:: About this task ::
Copy out each line of the listing that has the word "screenshot" in it.

───── Material for the task ─────

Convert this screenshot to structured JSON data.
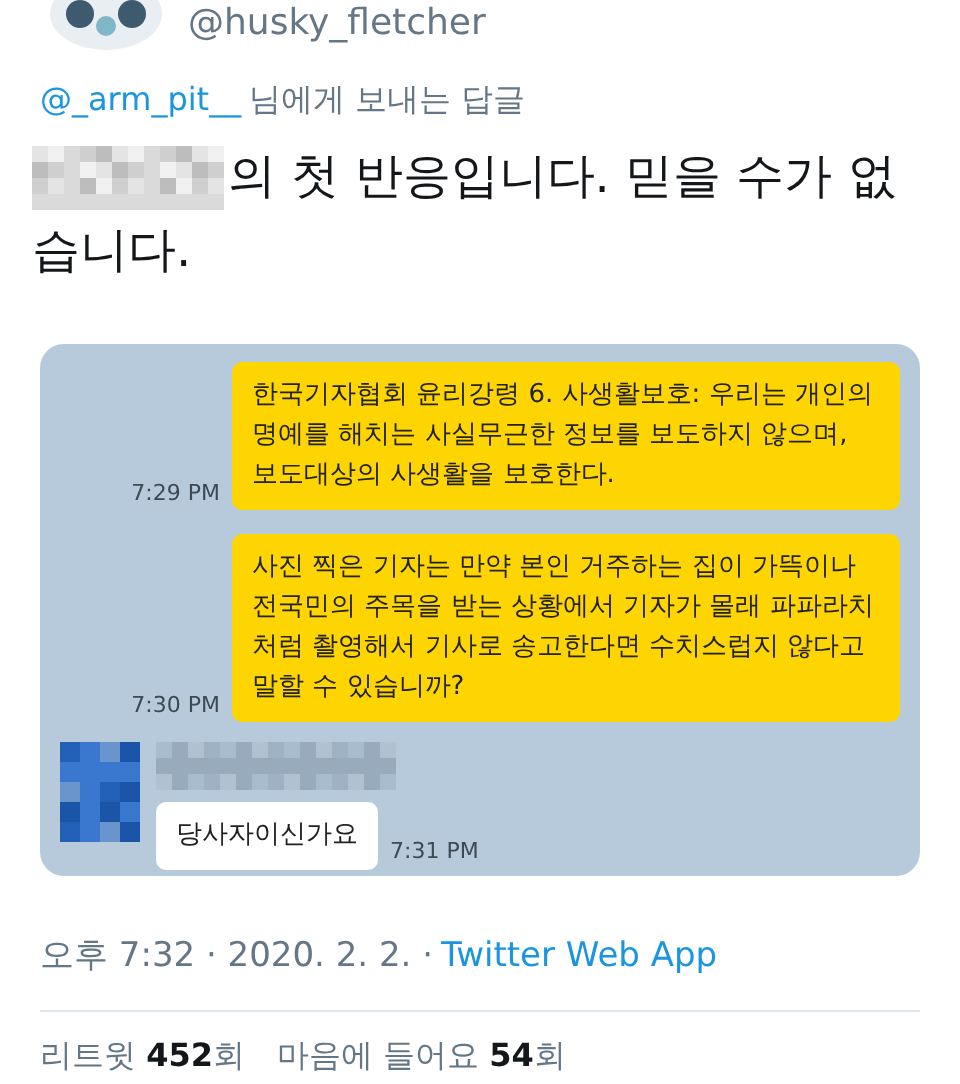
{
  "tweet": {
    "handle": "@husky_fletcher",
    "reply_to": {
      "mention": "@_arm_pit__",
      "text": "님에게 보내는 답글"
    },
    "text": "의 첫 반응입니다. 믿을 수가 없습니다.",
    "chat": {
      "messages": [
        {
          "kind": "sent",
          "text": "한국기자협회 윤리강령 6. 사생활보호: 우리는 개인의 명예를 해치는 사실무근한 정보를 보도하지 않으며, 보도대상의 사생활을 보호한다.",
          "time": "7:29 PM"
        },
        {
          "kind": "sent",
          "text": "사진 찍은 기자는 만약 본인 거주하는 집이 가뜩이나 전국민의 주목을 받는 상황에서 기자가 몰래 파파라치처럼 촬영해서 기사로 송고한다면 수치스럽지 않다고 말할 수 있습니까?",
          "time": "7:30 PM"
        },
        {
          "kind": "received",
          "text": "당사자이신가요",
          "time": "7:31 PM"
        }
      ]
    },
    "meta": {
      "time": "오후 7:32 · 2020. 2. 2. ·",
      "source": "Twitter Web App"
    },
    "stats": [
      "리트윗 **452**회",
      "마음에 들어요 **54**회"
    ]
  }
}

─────
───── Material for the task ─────

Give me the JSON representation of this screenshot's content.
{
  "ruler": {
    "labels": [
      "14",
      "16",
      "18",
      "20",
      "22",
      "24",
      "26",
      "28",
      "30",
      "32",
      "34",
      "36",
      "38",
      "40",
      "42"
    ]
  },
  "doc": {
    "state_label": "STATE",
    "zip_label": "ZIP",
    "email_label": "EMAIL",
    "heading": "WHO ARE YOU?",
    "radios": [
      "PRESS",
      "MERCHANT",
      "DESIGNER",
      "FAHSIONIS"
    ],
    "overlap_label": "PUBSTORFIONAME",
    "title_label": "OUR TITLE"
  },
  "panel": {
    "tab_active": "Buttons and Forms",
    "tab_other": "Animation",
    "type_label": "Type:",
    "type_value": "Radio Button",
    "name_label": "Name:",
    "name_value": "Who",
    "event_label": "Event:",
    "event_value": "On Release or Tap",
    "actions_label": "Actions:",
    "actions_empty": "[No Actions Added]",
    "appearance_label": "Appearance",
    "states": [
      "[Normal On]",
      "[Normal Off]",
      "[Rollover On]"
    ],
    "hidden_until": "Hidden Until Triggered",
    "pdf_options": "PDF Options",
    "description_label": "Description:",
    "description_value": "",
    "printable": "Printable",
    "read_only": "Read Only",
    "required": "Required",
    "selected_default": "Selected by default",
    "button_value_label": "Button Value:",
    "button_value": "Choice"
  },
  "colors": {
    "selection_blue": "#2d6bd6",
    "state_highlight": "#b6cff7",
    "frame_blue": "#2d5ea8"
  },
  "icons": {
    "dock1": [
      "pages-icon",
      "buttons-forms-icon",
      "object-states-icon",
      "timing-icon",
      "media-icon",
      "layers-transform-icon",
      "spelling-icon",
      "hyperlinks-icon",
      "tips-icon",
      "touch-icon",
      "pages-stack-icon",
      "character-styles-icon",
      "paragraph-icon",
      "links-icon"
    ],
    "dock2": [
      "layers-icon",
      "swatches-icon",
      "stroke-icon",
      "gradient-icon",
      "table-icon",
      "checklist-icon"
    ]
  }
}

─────

:: Response below ::
Convert this screenshot to structured JSON data.
Give me the JSON representation of this screenshot's content.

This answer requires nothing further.